What’s Your Plan? 5 Steps to a Solid Disaster Recovery Strategy

What’s Your Plan? 5 Steps to a Solid Disaster Recovery Strategy

Historically, many businesses don’t realize the significance of a disaster recovery plan. While the importance of proactively developing a plan is better understood today, organizations often have difficulty figuring out how to start putting one together. Here are five steps to get you going.

1. Obtain organizational buy-in

Businesses often get wrapped up in revenue-driving activities and put disaster planning on the backburner. It’s important the risks associated with not planning for disaster are understood by decision-making personnel. Next, it’s time to get all members of the organization on board.

2. Proactively plan for disaster

You never know when disaster may hit—be it weather, terrorist attack, fire, or even human error—any of which can disrupt your operations. (Specifically consider the threat of earthquakes that we face here in Los Angeles.) While unexpected events can’t be predicted, its effects can be mitigated by proactive planning. Here are a few ways to be proactive:

  • Work with a service provider to perform a risk assessment to determine what potential threats your business faces and rank the probability of each one.
  • Conduct a business impact analysis. How would disaster affect your business?
  • Determine if you need a cold or hot site to set up operations in the event of a disruption?

A disaster recovery plan should have a lead person who runs point in the event of a disaster. However, all staff should provide input as each job contributes to operations. You don’t want to inadvertently overlook an important detail.

3. Protect your technology investment

Most disasters are unpredictable. However, protecting your IT investment shouldn’t be. The time to safeguard your assets and data is before disaster hits. Consider how dependent your business is on its systems running and how it relies on the data stored and processed by your IT equipment. Here’s how to get started protecting your technology:

  • List all IT assets
  • Classify applications and group data according to criticality—how much downtime is affordable for each?
  • Plan a data time recovery/backup objective based on affordable downtime for each class. This means selecting the type of backup (i.e. real-time, daily, or weekly) and determining where the backup data is housed (at least 25 miles away/in the cloud).

Remember, the more frequently backup is performed, the more costly, so you want to consider what data is the most critical and likely to change and schedule backup according to importance (i.e. customer transactions vs. employee addresses).

4. Update as needed

Your disaster recovery plan is a living, breathing document. It should be thoroughly documented and communicated to people who will use it to restore the organization to a working state. The plan should be updated annually.

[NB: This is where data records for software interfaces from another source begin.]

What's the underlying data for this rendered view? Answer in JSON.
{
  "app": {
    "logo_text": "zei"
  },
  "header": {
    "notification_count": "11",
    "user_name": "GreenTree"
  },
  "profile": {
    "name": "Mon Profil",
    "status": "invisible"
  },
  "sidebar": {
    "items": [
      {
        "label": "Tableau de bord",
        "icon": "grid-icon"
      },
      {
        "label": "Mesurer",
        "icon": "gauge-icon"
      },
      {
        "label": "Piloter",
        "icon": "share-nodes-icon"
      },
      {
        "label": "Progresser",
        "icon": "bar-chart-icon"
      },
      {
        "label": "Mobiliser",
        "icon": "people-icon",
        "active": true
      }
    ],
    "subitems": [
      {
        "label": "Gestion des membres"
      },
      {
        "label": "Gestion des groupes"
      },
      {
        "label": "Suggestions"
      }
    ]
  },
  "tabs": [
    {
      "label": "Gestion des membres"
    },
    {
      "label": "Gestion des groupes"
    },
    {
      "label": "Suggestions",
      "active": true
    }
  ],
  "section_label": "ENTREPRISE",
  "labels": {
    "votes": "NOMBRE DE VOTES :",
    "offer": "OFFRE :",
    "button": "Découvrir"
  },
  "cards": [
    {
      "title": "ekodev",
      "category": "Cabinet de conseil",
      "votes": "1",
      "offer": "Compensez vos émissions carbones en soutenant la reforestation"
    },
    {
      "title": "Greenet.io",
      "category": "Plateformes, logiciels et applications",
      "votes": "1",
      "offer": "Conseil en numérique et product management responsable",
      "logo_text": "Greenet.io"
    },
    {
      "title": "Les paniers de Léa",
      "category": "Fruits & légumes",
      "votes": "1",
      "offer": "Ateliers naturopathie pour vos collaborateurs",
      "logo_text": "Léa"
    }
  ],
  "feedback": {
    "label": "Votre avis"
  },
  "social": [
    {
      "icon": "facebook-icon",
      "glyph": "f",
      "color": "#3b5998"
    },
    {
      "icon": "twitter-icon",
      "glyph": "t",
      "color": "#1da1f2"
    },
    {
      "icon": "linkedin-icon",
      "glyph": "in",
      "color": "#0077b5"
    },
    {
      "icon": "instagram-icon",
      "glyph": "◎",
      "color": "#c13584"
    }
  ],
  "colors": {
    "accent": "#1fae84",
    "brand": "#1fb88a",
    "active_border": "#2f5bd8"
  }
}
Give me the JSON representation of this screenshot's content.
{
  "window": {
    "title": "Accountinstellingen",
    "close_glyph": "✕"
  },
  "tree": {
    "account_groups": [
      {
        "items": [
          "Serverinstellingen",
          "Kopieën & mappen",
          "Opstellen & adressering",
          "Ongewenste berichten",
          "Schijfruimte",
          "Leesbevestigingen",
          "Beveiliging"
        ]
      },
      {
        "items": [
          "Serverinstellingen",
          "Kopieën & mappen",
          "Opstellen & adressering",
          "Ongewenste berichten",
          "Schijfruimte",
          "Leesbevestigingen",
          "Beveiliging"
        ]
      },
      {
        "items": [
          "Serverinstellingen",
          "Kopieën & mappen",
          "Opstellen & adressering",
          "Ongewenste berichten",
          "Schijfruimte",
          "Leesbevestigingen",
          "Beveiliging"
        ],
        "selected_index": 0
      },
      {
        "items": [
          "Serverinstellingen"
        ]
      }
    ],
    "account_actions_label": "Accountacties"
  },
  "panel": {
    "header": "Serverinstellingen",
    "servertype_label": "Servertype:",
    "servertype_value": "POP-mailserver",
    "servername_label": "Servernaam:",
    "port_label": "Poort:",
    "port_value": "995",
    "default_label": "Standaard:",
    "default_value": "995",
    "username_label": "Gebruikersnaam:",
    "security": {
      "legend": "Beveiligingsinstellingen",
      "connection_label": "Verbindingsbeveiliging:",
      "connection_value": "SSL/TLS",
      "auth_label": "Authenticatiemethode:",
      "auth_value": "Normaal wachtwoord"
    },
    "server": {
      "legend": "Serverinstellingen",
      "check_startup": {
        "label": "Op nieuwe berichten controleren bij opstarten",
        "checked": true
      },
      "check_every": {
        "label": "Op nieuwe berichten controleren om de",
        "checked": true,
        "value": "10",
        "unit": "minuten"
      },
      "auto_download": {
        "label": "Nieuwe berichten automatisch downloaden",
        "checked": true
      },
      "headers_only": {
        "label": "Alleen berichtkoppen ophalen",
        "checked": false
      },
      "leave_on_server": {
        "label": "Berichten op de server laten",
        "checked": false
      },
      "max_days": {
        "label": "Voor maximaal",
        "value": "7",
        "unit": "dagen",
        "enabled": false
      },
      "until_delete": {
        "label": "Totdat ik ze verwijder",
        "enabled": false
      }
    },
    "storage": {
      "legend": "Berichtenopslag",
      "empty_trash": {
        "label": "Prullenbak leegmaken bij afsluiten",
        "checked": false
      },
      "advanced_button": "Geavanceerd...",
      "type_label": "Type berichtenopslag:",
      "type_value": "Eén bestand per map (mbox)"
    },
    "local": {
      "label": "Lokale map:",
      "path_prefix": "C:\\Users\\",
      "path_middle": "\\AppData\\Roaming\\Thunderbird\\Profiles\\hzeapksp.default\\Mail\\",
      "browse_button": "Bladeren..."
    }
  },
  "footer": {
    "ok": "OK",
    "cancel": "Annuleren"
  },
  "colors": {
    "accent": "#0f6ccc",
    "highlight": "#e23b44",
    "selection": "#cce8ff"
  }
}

5. Test regularly

As technology changes, data security and backup needs evolve.  As fluctuations in your business occur, new processes and equipment should be reflected in your disaster plan, as changes are likely to affect it. Because your plan is an active document, routinely test to ensure it still works.

While you hope to never actually need your disaster recovery plan, you don’t want to be without one. According to some statistics, up to 90 percent of businesses without a plan will ultimately fail. Want to learn more about how to develop a solid disaster recovery strategy? Contact Monster Technology today to learn more about the steps you can take to safeguard your business data if the unexpected occurs.

By | 2018-06-19T15:34:11+00:00 June 1st, 2018|Disaster Recovery|0 Comments

About the Author:

Collin Mitchell’s passion for the industry began in 2010. Collin is a self made entrepreneur with a passion for Business Technology. When he is not slaying antiquated business technology and helping organization reduce their technology spend, he is enjoying time with his two toddlers under 3. Collin enjoys trail running, running on the beach and pushing his limits running marathons.